About this exercise
Across the listing below, work out how many lines include the word "に液体噴霧で現行犯逮捕". Give the number alone.

Source material

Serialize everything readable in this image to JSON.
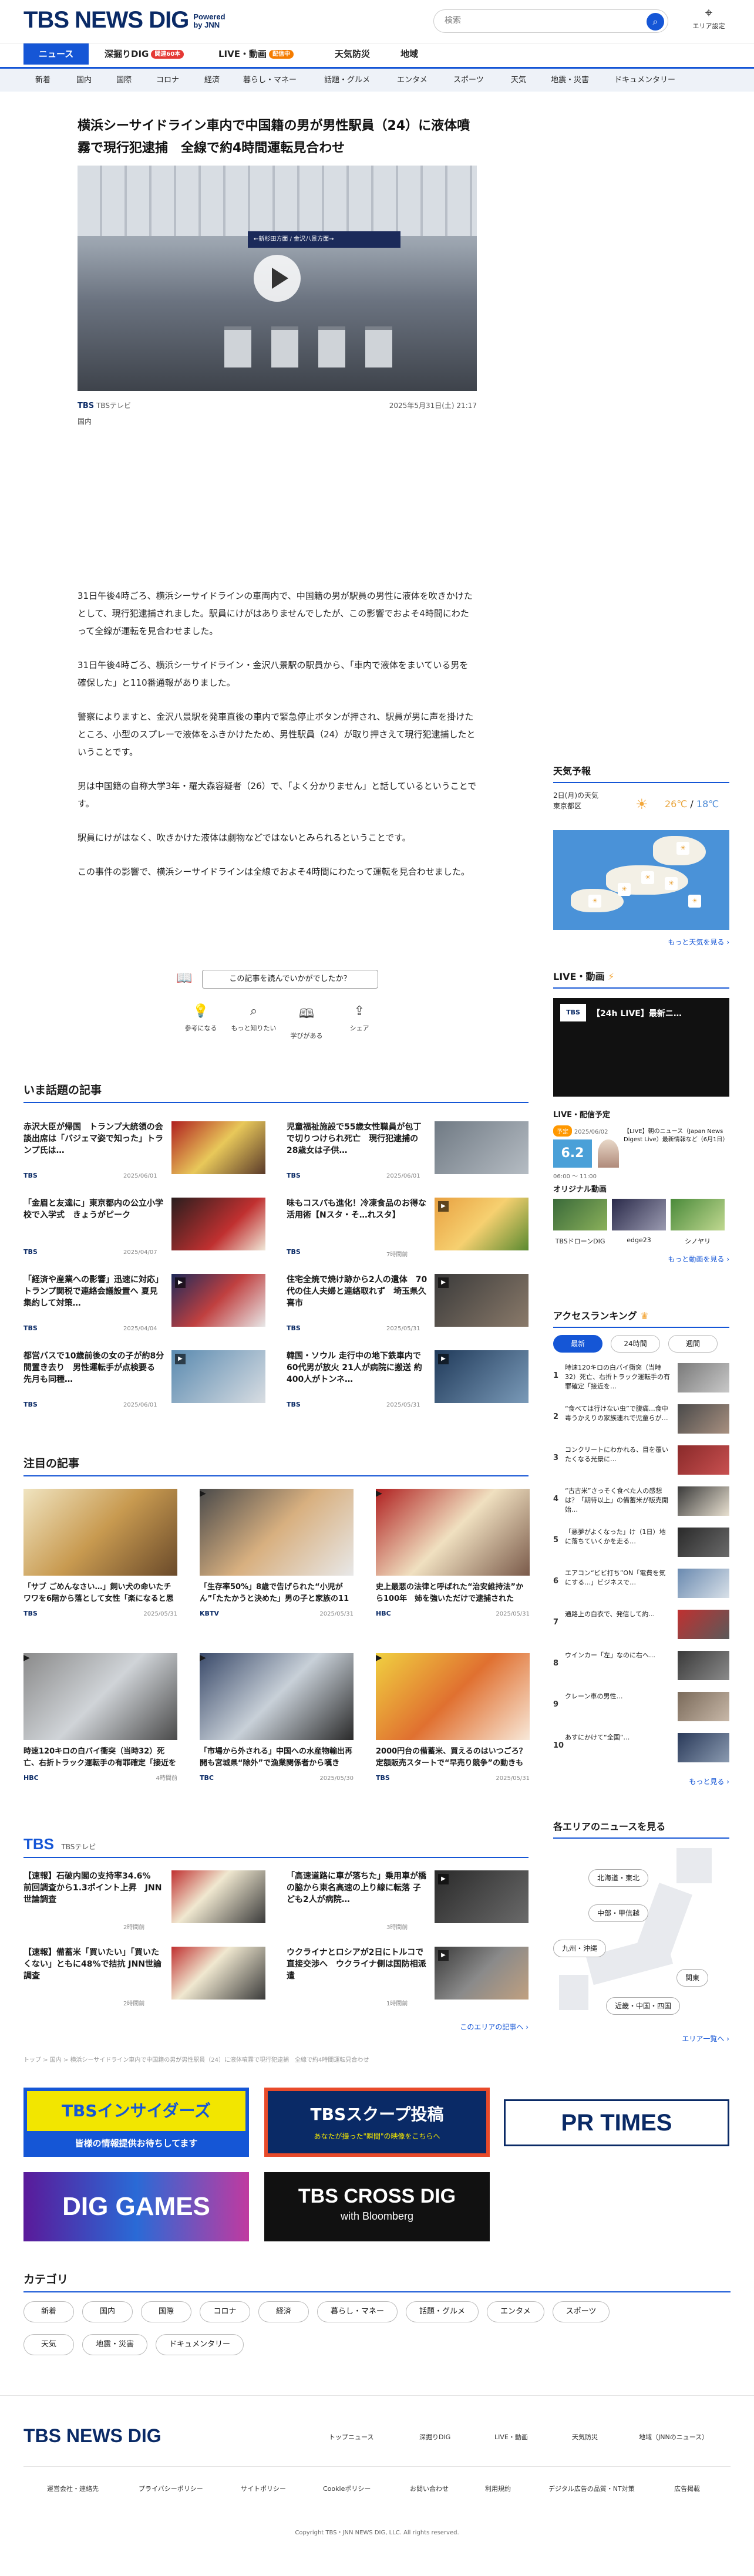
{
  "header": {
    "logo": "TBS NEWS DIG",
    "powered": "Powered",
    "by": "by JNN",
    "search_placeholder": "検索",
    "area_label": "エリア設定"
  },
  "nav_main": [
    {
      "label": "ニュース",
      "badge": ""
    },
    {
      "label": "深掘りDIG",
      "badge": "関連60本"
    },
    {
      "label": "LIVE・動画",
      "badge": "配信中"
    },
    {
      "label": "天気防災",
      "badge": ""
    },
    {
      "label": "地域",
      "badge": ""
    }
  ],
  "nav_cats": [
    "新着",
    "国内",
    "国際",
    "コロナ",
    "経済",
    "暮らし・マネー",
    "話題・グルメ",
    "エンタメ",
    "スポーツ",
    "天気",
    "地震・災害",
    "ドキュメンタリー"
  ],
  "article": {
    "title": "横浜シーサイドライン車内で中国籍の男が男性駅員（24）に液体噴霧で現行犯逮捕　全線で約4時間運転見合わせ",
    "hero_sign": "←新杉田方面 / 金沢八景方面→",
    "source": "TBS",
    "source_name": "TBSテレビ",
    "datetime": "2025年5月31日(土) 21:17",
    "category": "国内",
    "paragraphs": [
      "31日午後4時ごろ、横浜シーサイドラインの車両内で、中国籍の男が駅員の男性に液体を吹きかけたとして、現行犯逮捕されました。駅員にけがはありませんでしたが、この影響でおよそ4時間にわたって全線が運転を見合わせました。",
      "31日午後4時ごろ、横浜シーサイドライン・金沢八景駅の駅員から、「車内で液体をまいている男を確保した」と110番通報がありました。",
      "警察によりますと、金沢八景駅を発車直後の車内で緊急停止ボタンが押され、駅員が男に声を掛けたところ、小型のスプレーで液体をふきかけたため、男性駅員（24）が取り押さえて現行犯逮捕したということです。",
      "男は中国籍の自称大学3年・羅大森容疑者（26）で、「よく分かりません」と話しているということです。",
      "駅員にけがはなく、吹きかけた液体は劇物などではないとみられるということです。",
      "この事件の影響で、横浜シーサイドラインは全線でおよそ4時間にわたって運転を見合わせました。"
    ],
    "feedback_question": "この記事を読んでいかがでしたか？",
    "reactions": [
      "参考になる",
      "もっと知りたい",
      "学びがある",
      "シェア"
    ]
  },
  "trending": {
    "title": "いま話題の記事",
    "items": [
      {
        "text": "赤沢大臣が帰国　トランプ大統領の会談出席は「バジェマ姿で知った」トランプ氏は…",
        "src": "TBS",
        "time": "2025/06/01"
      },
      {
        "text": "児童福祉施設で55歳女性職員が包丁で切りつけられ死亡　現行犯逮捕の28歳女は子供…",
        "src": "TBS",
        "time": "2025/06/01"
      },
      {
        "text": "「金眉と友達に」東京都内の公立小学校で入学式　きょうがピーク",
        "src": "TBS",
        "time": "2025/04/07"
      },
      {
        "text": "味もコスパも進化！冷凍食品のお得な活用術【Nスタ・そ…れスタ】",
        "src": "TBS",
        "time": "7時間前"
      },
      {
        "text": "「経済や産業への影響」迅速に対応」トランプ関税で連絡会議設置へ 夏見集約して対策…",
        "src": "TBS",
        "time": "2025/04/04"
      },
      {
        "text": "住宅全焼で焼け跡から2人の遺体　70代の住人夫婦と連絡取れず　埼玉県久喜市",
        "src": "TBS",
        "time": "2025/05/31"
      },
      {
        "text": "都営バスで10歳前後の女の子が約8分間置き去り　男性運転手が点検要る　先月も同種…",
        "src": "TBS",
        "time": "2025/06/01"
      },
      {
        "text": "韓国・ソウル 走行中の地下鉄車内で60代男が放火 21人が病院に搬送 約400人がトンネ…",
        "src": "TBS",
        "time": "2025/05/31"
      }
    ]
  },
  "attention": {
    "title": "注目の記事",
    "items": [
      {
        "text": "「サブ ごめんなさい…」飼い犬の命いたチワワを6階から落として女性「楽になると思って…」事件が…",
        "src": "TBS",
        "time": "2025/05/31"
      },
      {
        "text": "「生存率50%」8歳で告げられた“小児がん”「たたかうと決めた」男の子と家族の11月の記録…",
        "src": "KBTV",
        "time": "2025/05/31"
      },
      {
        "text": "史上最悪の法律と呼ばれた“治安維持法”から100年　姉を強いただけで逮捕された103歳の女性が人生…",
        "src": "HBC",
        "time": "2025/05/31"
      },
      {
        "text": "時速120キロの白バイ衝突（当時32）死亡、右折トラック運転手の有罪確定「接近を予見し、回避する…",
        "src": "HBC",
        "time": "4時間前"
      },
      {
        "text": "「市場から外される」中国への水産物輸出再開も宮城県“除外”で漁業関係者から嘆き",
        "src": "TBC",
        "time": "2025/05/30"
      },
      {
        "text": "2000円台の備蓄米、買えるのはいつごろ？ 定額販売スタートで“早売り競争”の動きも【Nスタ解説】",
        "src": "TBS",
        "time": "2025/05/31"
      }
    ]
  },
  "tbs_block": {
    "title": "TBS",
    "subtitle": "TBSテレビ",
    "items": [
      {
        "text": "【速報】石破内閣の支持率34.6%　前回調査から1.3ポイント上昇　JNN世論調査",
        "time": "2時間前"
      },
      {
        "text": "「高速道路に車が落ちた」乗用車が橋の脇から東名高速の上り線に転落 子ども2人が病院…",
        "time": "3時間前"
      },
      {
        "text": "【速報】備蓄米「買いたい」「買いたくない」ともに48%で拮抗 JNN世論調査",
        "time": "2時間前"
      },
      {
        "text": "ウクライナとロシアが2日にトルコで直接交渉へ　ウクライナ側は国防相派遣",
        "time": "1時間前"
      }
    ],
    "more": "このエリアの記事へ ›"
  },
  "breadcrumb": "トップ > 国内 > 横浜シーサイドライン車内で中国籍の男が男性駅員（24）に液体噴霧で現行犯逮捕　全線で約4時間運転見合わせ",
  "banners": [
    {
      "name": "TBSインサイダーズ",
      "sub": "皆様の情報提供お待ちしてます"
    },
    {
      "name": "TBSスクープ投稿",
      "sub": "あなたが撮った\"瞬間\"の映像をこちらへ"
    },
    {
      "name": "PR TIMES",
      "sub": ""
    },
    {
      "name": "DIG GAMES",
      "sub": ""
    },
    {
      "name": "TBS CROSS DIG",
      "sub": "with Bloomberg"
    }
  ],
  "categories": {
    "title": "カテゴリ",
    "items": [
      "新着",
      "国内",
      "国際",
      "コロナ",
      "経済",
      "暮らし・マネー",
      "話題・グルメ",
      "エンタメ",
      "スポーツ",
      "天気",
      "地震・災害",
      "ドキュメンタリー"
    ]
  },
  "sidebar": {
    "weather": {
      "title": "天気予報",
      "date": "2日(月)の天気",
      "place": "東京都区",
      "hi": "26℃",
      "sep": "/",
      "lo": "18℃",
      "more": "もっと天気を見る ›"
    },
    "live": {
      "title": "LIVE・動画",
      "video_logo": "TBS",
      "video_title": "【24h LIVE】最新ニ…",
      "schedule_title": "LIVE・配信予定",
      "sched_badge": "予定",
      "sched_date": "2025/06/02",
      "sched_big": "6.2",
      "sched_time": "06:00 ～ 11:00",
      "sched_text": "【LIVE】朝のニュース（Japan News Digest Live）最新情報など（6月1日）",
      "orig_title": "オリジナル動画",
      "orig_items": [
        "TBSドローンDIG",
        "edge23",
        "シノヤリ"
      ],
      "more": "もっと動画を見る ›"
    },
    "ranking": {
      "title": "アクセスランキング",
      "tabs": [
        "最新",
        "24時間",
        "週間"
      ],
      "items": [
        "時速120キロの白バイ衝突（当時32）死亡、右折トラック運転手の有罪確定「接近を…",
        "“食べては行けない虫”で腹痛…食中毒うかえりの家族連れで児童らが…",
        "コンクリートにわかれる、目を覆いたくなる光景に…",
        "“古古米”さっそく食べた人の感想は？「期待以上」の備蓄米が販売開始…",
        "「悪夢がよくなった」け（1日）地に落ちていくかを走る…",
        "エアコン“ビビ打ち”ON「電費を気にする…」ビジネスで…",
        "通路上の白衣で、発信して約…",
        "ウインカー「左」なのに右へ…",
        "クレーン車の男性…",
        "あすにかけて“全国”…"
      ],
      "more": "もっと見る ›"
    },
    "area": {
      "title": "各エリアのニュースを見る",
      "pills": [
        "北海道・東北",
        "中部・甲信越",
        "九州・沖縄",
        "関東",
        "近畿・中国・四国"
      ],
      "more": "エリア一覧へ ›"
    }
  },
  "footer": {
    "logo": "TBS NEWS DIG",
    "links1": [
      "トップニュース",
      "深掘りDIG",
      "LIVE・動画",
      "天気防災",
      "地域（JNNのニュース）"
    ],
    "links2": [
      "運営会社・連絡先",
      "プライバシーポリシー",
      "サイトポリシー",
      "Cookieポリシー",
      "お問い合わせ",
      "利用規約",
      "デジタル広告の品質・NT対策",
      "広告掲載"
    ],
    "copyright": "Copyright TBS・JNN NEWS DIG, LLC. All rights reserved."
  }
}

Expected answer
2